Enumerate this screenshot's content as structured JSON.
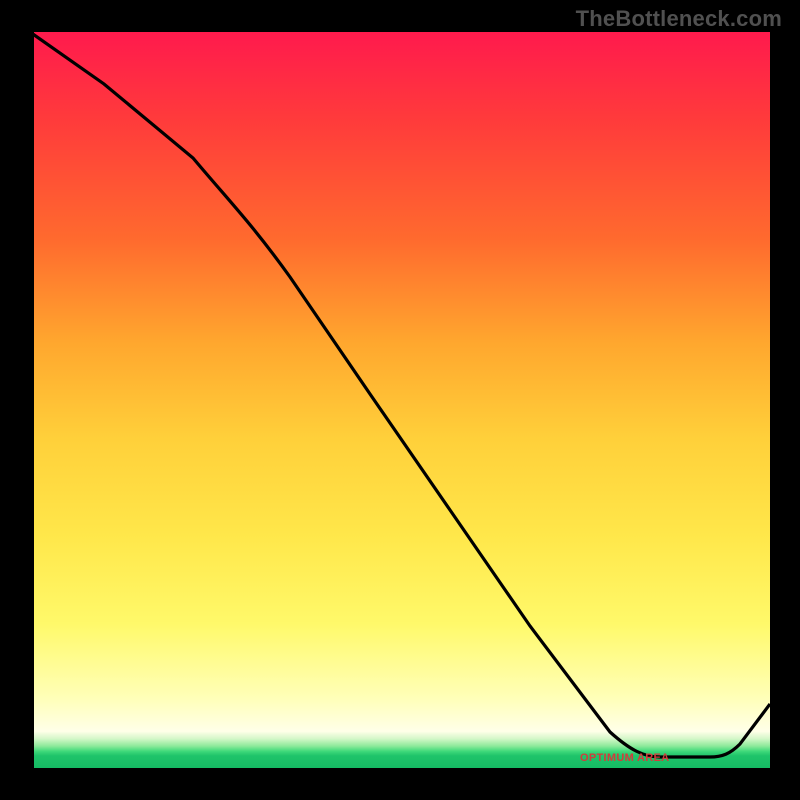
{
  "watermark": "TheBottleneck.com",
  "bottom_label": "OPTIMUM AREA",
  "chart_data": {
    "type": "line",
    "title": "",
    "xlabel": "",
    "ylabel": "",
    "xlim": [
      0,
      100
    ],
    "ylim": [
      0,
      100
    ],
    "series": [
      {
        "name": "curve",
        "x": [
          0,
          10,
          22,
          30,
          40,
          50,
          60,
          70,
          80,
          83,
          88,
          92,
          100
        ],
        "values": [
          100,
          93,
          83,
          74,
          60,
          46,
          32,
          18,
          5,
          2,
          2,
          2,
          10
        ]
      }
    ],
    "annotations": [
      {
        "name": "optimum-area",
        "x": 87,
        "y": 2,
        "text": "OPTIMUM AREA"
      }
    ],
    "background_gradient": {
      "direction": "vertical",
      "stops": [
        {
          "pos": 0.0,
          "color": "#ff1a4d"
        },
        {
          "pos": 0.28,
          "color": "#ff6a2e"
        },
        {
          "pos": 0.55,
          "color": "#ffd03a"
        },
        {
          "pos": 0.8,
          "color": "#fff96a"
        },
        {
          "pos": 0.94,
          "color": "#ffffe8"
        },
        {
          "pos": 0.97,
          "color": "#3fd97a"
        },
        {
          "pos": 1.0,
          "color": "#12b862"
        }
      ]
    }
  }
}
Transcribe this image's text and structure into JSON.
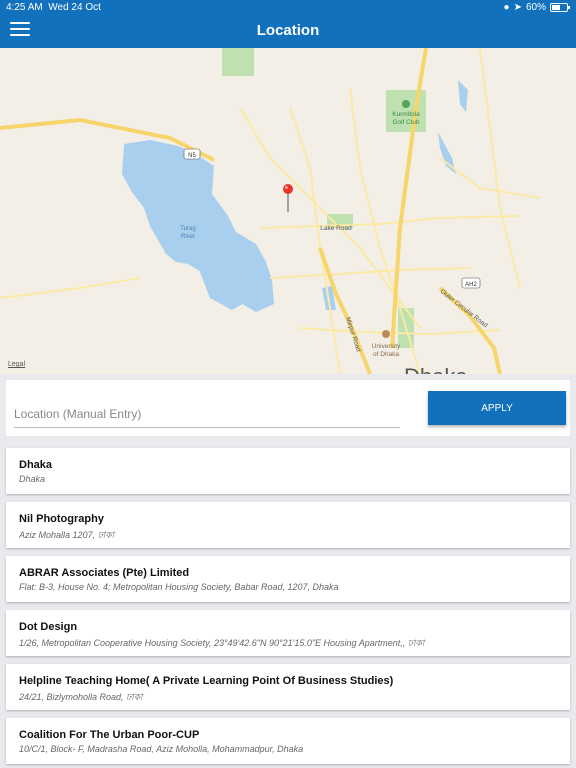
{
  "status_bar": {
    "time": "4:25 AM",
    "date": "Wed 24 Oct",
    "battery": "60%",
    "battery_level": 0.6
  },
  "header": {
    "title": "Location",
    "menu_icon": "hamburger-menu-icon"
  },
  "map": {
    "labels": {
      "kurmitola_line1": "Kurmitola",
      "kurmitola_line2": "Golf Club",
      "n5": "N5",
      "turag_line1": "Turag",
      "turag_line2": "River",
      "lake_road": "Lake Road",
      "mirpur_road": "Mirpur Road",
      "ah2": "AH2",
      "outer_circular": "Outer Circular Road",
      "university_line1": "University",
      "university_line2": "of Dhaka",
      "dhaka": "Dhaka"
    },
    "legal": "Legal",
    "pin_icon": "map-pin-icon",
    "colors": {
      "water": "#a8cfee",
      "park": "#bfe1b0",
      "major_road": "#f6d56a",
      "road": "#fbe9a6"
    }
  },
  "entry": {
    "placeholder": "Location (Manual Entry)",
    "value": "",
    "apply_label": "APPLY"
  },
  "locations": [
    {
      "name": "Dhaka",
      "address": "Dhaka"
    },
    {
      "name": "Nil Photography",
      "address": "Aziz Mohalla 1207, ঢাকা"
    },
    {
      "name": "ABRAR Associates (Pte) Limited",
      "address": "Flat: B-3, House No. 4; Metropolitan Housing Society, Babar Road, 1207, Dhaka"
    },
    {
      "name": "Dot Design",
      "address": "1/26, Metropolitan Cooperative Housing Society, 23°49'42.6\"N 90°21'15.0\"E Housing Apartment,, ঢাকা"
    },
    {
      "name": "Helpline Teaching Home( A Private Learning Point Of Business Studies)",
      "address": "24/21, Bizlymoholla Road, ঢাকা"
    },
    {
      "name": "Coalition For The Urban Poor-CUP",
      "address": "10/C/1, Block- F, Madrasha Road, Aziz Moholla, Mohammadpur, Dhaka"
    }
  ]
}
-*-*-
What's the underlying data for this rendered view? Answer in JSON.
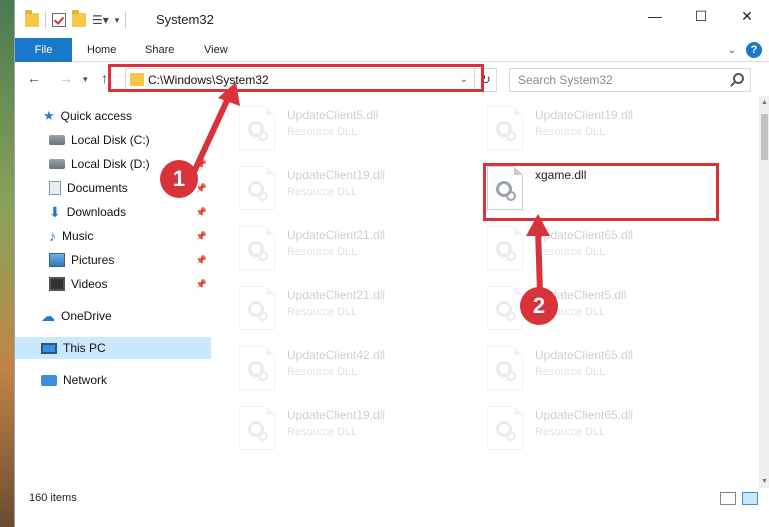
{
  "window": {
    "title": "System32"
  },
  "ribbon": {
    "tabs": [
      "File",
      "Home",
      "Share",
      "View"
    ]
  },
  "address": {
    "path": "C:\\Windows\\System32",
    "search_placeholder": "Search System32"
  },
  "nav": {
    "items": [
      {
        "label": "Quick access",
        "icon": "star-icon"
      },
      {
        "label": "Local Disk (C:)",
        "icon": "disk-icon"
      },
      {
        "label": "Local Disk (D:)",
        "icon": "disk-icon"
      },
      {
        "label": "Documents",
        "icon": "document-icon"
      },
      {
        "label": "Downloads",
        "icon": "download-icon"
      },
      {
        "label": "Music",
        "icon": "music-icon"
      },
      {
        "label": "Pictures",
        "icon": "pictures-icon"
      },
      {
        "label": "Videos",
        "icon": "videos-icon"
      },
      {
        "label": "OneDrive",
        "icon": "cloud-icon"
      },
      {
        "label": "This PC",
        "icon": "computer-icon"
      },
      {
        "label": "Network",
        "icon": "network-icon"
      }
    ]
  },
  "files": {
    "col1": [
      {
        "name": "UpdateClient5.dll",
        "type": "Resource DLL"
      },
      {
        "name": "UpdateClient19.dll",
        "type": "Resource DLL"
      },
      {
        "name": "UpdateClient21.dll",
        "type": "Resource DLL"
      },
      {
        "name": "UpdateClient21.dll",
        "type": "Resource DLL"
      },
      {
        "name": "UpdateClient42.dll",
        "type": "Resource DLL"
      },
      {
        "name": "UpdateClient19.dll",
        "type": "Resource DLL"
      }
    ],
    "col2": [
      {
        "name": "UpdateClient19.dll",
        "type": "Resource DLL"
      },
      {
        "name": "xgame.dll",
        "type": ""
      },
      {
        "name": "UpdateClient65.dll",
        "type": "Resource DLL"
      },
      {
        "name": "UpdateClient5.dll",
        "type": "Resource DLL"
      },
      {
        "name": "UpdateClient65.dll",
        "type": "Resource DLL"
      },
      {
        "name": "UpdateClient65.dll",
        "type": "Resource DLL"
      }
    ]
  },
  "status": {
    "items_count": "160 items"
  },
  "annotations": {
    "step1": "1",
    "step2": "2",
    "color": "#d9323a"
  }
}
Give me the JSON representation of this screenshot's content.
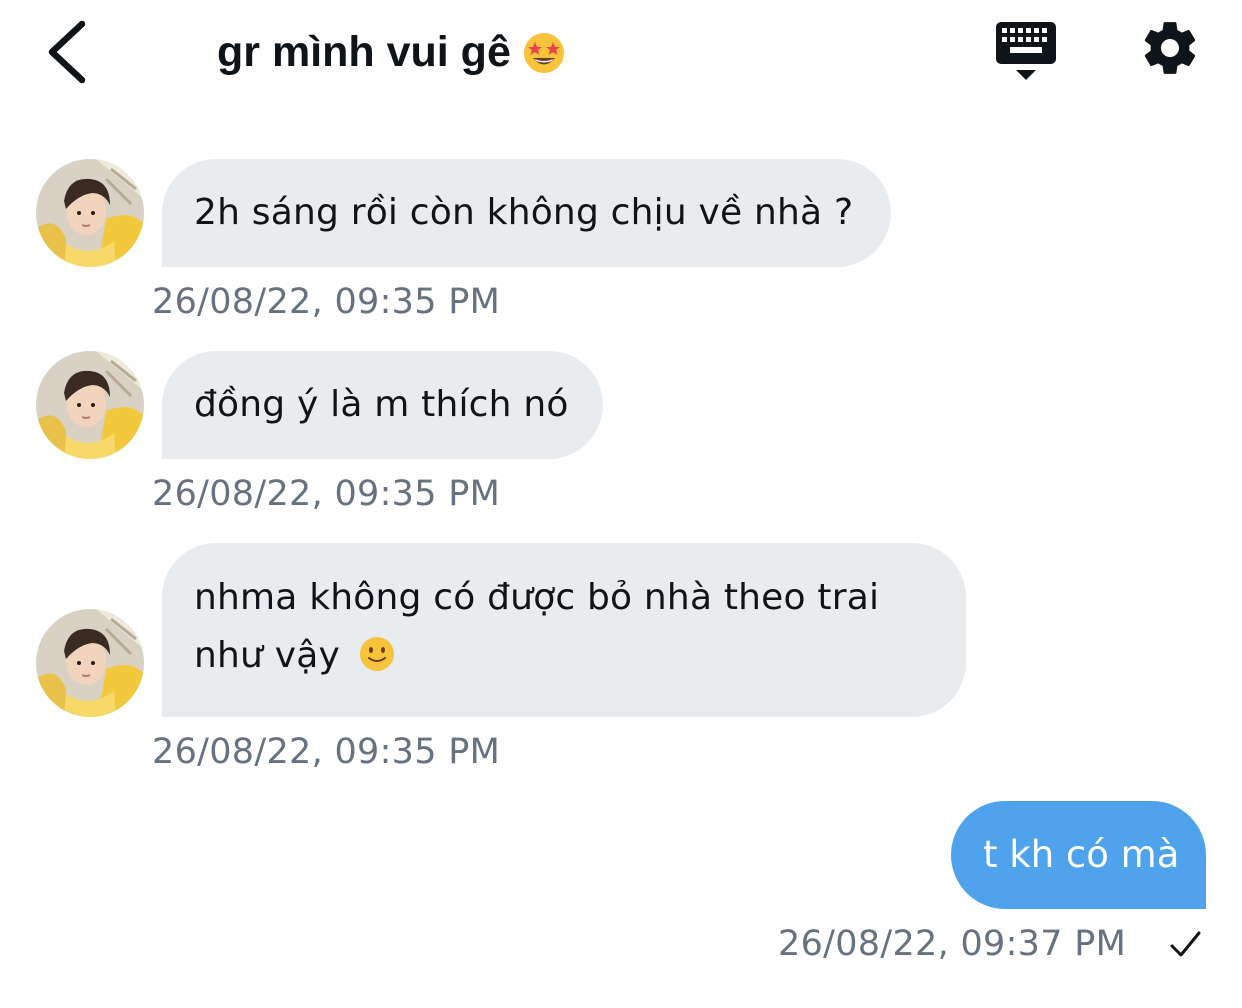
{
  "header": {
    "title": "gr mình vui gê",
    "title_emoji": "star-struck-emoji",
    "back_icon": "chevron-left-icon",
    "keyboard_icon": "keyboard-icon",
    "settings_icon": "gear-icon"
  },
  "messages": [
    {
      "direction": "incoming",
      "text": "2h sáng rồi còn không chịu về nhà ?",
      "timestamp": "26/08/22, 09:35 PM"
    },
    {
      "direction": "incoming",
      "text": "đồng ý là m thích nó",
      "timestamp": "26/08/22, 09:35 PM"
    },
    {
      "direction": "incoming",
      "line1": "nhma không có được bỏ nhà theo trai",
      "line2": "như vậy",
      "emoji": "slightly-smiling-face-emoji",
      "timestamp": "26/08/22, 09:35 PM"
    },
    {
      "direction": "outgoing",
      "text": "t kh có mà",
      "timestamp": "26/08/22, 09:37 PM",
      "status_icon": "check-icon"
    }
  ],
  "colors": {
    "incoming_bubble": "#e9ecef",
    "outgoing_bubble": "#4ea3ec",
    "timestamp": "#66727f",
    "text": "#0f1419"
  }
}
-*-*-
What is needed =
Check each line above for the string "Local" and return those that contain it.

Exercise output =
        "label": "Local Disk (C:)",
        "label": "Local Disk (D:)",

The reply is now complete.